In the past US hunters groups have poured hundreds of thousands of dollars into B.C. to influence wildlife management (Vancouver Sun, Mar. 10, 2003), but they have never been able to pay the government wildlife ministries directly. This funding source would increase the risk of outside control.
We recognize that bias has already had a negative impact on wildlife management in B.C. For instance, the province maintains grizzly bear trophy hunting despite the disapproval of a huge majority of the urban and rural British Columbians surveyed; despite scientists’ warning that the animals are imperilled, and despite the fact that grizzly bear viewing brings in far more revenue than grizzly bear hunting. Meanwhile, over the last decade the staff and funding for our wildlife stewardship ministries have been slashed to the bone, with a great loss of conservation officers, biologists, and research capacity. The plan for a non-government agency can only make all these important matters much worse.

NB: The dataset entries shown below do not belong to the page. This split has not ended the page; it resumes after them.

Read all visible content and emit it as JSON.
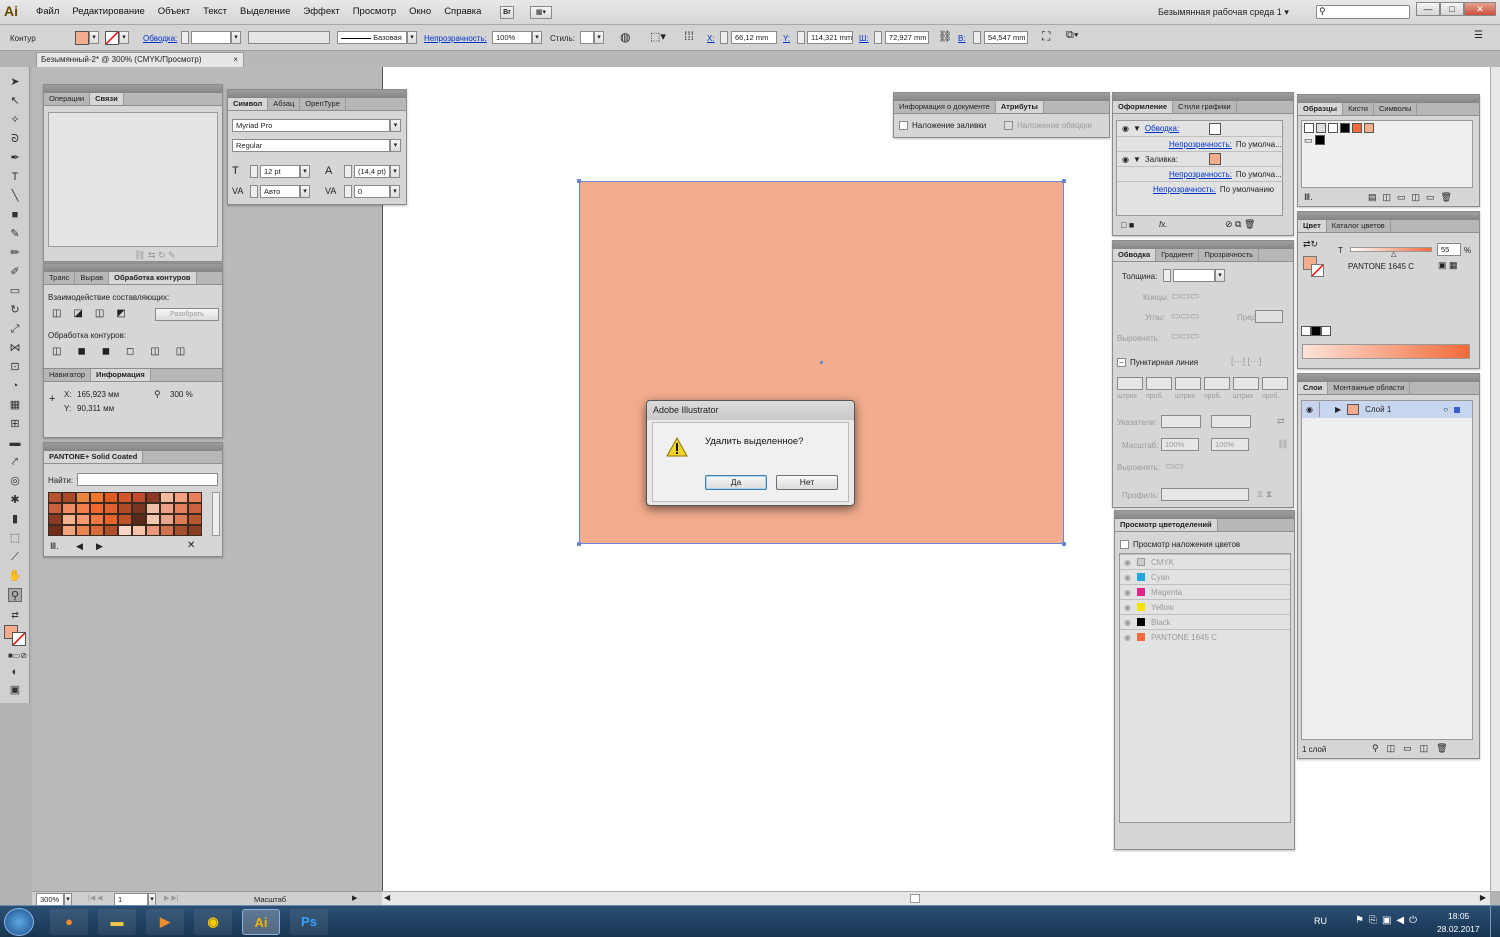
{
  "app": {
    "logo": "Ai",
    "menu": [
      "Файл",
      "Редактирование",
      "Объект",
      "Текст",
      "Выделение",
      "Эффект",
      "Просмотр",
      "Окно",
      "Справка"
    ],
    "bridge_button": "Br",
    "workspace_name": "Безымянная рабочая среда 1",
    "window_buttons": [
      "—",
      "□",
      "✕"
    ]
  },
  "control_bar": {
    "mode_label": "Контур",
    "stroke_link": "Обводка:",
    "stroke_style": "Базовая",
    "opacity_link": "Непрозрачность:",
    "opacity_value": "100%",
    "style_label": "Стиль:",
    "x_label": "X:",
    "x_value": "66,12 mm",
    "y_label": "Y:",
    "y_value": "114,321 mm",
    "w_label": "Ш:",
    "w_value": "72,927 mm",
    "h_label": "В:",
    "h_value": "54,547 mm"
  },
  "document_tab": {
    "title": "Безымянный-2* @ 300% (CMYK/Просмотр)",
    "close": "×"
  },
  "panels": {
    "operations": {
      "tabs": [
        "Операции",
        "Связи"
      ]
    },
    "character": {
      "tabs": [
        "Символ",
        "Абзац",
        "OpenType"
      ],
      "font": "Myriad Pro",
      "style": "Regular",
      "size": "12 pt",
      "leading": "(14,4 pt)",
      "kerning": "Авто",
      "tracking": "0"
    },
    "pathfinder": {
      "tabs": [
        "Транс",
        "Вырав",
        "Обработка контуров"
      ],
      "shape_modes": "Взаимодействие составляющих:",
      "expand": "Разобрать",
      "pathfinders": "Обработка контуров:"
    },
    "info": {
      "tabs": [
        "Навигатор",
        "Информация"
      ],
      "x_label": "X:",
      "x_value": "165,923 мм",
      "y_label": "Y:",
      "y_value": "90,311 мм",
      "zoom": "300 %"
    },
    "pantone": {
      "title": "PANTONE+ Solid Coated",
      "find": "Найти:"
    },
    "doc_info": {
      "tabs": [
        "Информация о документе",
        "Атрибуты"
      ],
      "overprint_fill": "Наложение заливки",
      "overprint_stroke": "Наложение обводки"
    },
    "appearance": {
      "tabs": [
        "Оформление",
        "Стили графики"
      ],
      "stroke_label": "Обводка:",
      "opacity1_label": "Непрозрачность:",
      "opacity1_value": "По умолча...",
      "fill_label": "Заливка:",
      "opacity2_label": "Непрозрачность:",
      "opacity2_value": "По умолча...",
      "opacity3_label": "Непрозрачность:",
      "opacity3_value": "По умолчанию",
      "fx": "fx."
    },
    "stroke": {
      "tabs": [
        "Обводка",
        "Градиент",
        "Прозрачность"
      ],
      "weight": "Толщина:",
      "cap": "Концы:",
      "corner": "Углы:",
      "limit": "Предел:",
      "align": "Выровнять:",
      "dashed": "Пунктирная линия",
      "dash_labels": [
        "штрих",
        "проб.",
        "штрих",
        "проб.",
        "штрих",
        "проб."
      ],
      "arrowheads": "Указатели:",
      "scale": "Масштаб:",
      "scale1": "100%",
      "scale2": "100%",
      "align2": "Выровнять:",
      "profile": "Профиль:"
    },
    "separations": {
      "title": "Просмотр цветоделений",
      "overprint_preview": "Просмотр наложения цветов",
      "plates": [
        {
          "name": "CMYK",
          "color": "#cccccc"
        },
        {
          "name": "Cyan",
          "color": "#1ea6dd"
        },
        {
          "name": "Magenta",
          "color": "#e0248a"
        },
        {
          "name": "Yellow",
          "color": "#f3e400"
        },
        {
          "name": "Black",
          "color": "#000000"
        },
        {
          "name": "PANTONE 1645 C",
          "color": "#f26b3a"
        }
      ]
    },
    "swatches": {
      "tabs": [
        "Образцы",
        "Кисти",
        "Символы"
      ]
    },
    "color": {
      "tabs": [
        "Цвет",
        "Каталог цветов"
      ],
      "t_label": "T",
      "tint": "55",
      "percent": "%",
      "spot_name": "PANTONE 1645 C"
    },
    "layers": {
      "tabs": [
        "Слои",
        "Монтажные области"
      ],
      "layer_name": "Слой 1",
      "count": "1 слой"
    }
  },
  "status_bar": {
    "zoom": "300%",
    "artboard": "1",
    "tool": "Масштаб"
  },
  "dialog": {
    "title": "Adobe Illustrator",
    "message": "Удалить выделенное?",
    "yes": "Да",
    "no": "Нет"
  },
  "taskbar": {
    "lang": "RU",
    "time": "18:05",
    "date": "28.02.2017",
    "apps": [
      "Ai",
      "Ps"
    ]
  },
  "colors": {
    "artboard_fill": "#f3ac8e",
    "spot": "#f26b3a",
    "selection": "#6a86d4"
  }
}
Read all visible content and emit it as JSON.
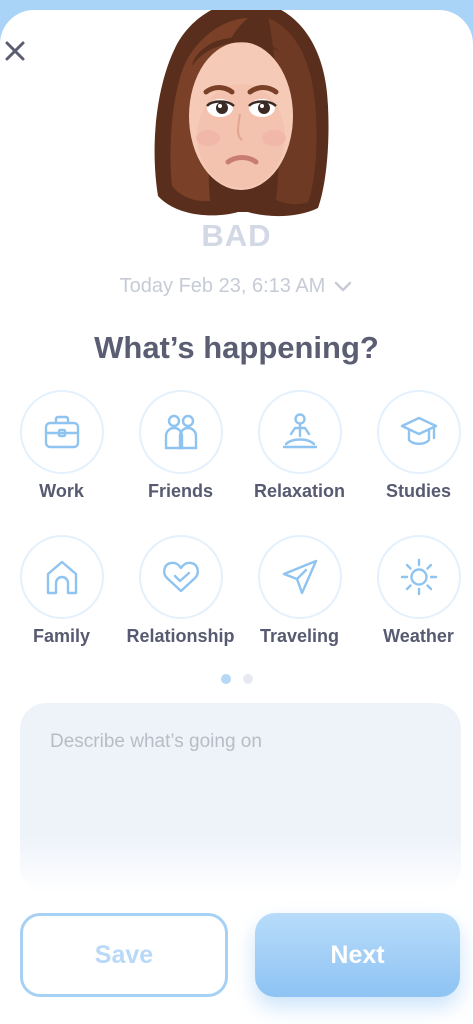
{
  "mood": {
    "label": "BAD"
  },
  "date": {
    "text": "Today Feb 23, 6:13 AM"
  },
  "title": "What’s happening?",
  "categories": [
    {
      "label": "Work",
      "icon": "briefcase-icon"
    },
    {
      "label": "Friends",
      "icon": "friends-icon"
    },
    {
      "label": "Relaxation",
      "icon": "meditation-icon"
    },
    {
      "label": "Studies",
      "icon": "graduation-cap-icon"
    },
    {
      "label": "Family",
      "icon": "home-icon"
    },
    {
      "label": "Relationship",
      "icon": "heart-icon"
    },
    {
      "label": "Traveling",
      "icon": "paper-plane-icon"
    },
    {
      "label": "Weather",
      "icon": "sun-icon"
    }
  ],
  "pagination": {
    "pages": 2,
    "current": 1
  },
  "description": {
    "placeholder": "Describe what’s going on",
    "value": ""
  },
  "buttons": {
    "save": "Save",
    "next": "Next"
  },
  "colors": {
    "accent": "#8ec3f3",
    "icon": "#8fc3f0",
    "title_text": "#5b5d73",
    "muted_text": "#c6cbd6"
  }
}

We call your attention to the fact that B.C. has a serious biodiversity crisis. It has over 1,500 species at risk. Scientists have said that the rapid demise of species can cause ecosystem collapse, and is actually a threat to the future survival of life on the planet. Never at any time has it been more important to manage wildlife, forests, and all our natural resources to promote biological diversity and ecological integrity. Yet hunting fees and donations from private interests are unlikely to fund the research and actions on non-game species and habitat that are required.
The undersigned organizations and businesses call on all government representatives to recognize that wildlife is a critical public interest that needs to be safeguarded from exploitation by private interests and supported by our tax dollars. We urge you to:
1) Cancel the plan for an “independent” agency.
2) Increase the wildlife management staff and funding of government ministries.
3) Recognize that B.C. has a biodiversity crisis; it requires a shift in focus from juggling numbers of game animals for hunters, to applying the science of ecology.
4) Recognize that all British Columbians are stakeholders in our wildlife. All interest groups should be equally empowered. Only about two per cent of the total B.C. population are registered hunters, whereas a huge majority of British Columbians care about the welfare of our wildlife and ecosystems.
Sara Dubois, BC SPCA,
Gary Diers, Purcell Alliance for Wilderness,
Barb Murray, Bears Matter,
Bonny Glambeck, Clayoquot Action,
Chris Genovali, Raincoast Conservation Foundation,
Rhonda Bachelor, Friends of the Lardeau River,
Dr. Rick Zammuto, Save-the-Cedar League,
Sylvia Dolson, Get Bear Smart Society,
Jefferson Bray, Great Bear Chalet,
Adrian Nelson, The Fur-Bearers,
Craig Pettitt, Valhalla Wilderness Society,
Emily Pickett, Vancouver Humane Society,
Joe Foy, Wilderness Committee,
Tommy Knowles, Wildlife Defense League,
Humane Society International/Canada,
Valerie Murray, Justice for BC Grizzlies,
Peter Hamilton, Lifeforce Foundation,
Eric Boyum, Ocean Adventures Charter Co. Ltd.,
Sadie Parr, Wolf Awareness Inc.,
Julie Woodyer, Zoocheck Canada,
Gary and Ronda Murdock, Pacific Rainforest Adventure Tours Inc.,
Jim Lawrence, Kootenay Reflections Photography,
Ian McAllister, Pacific Wild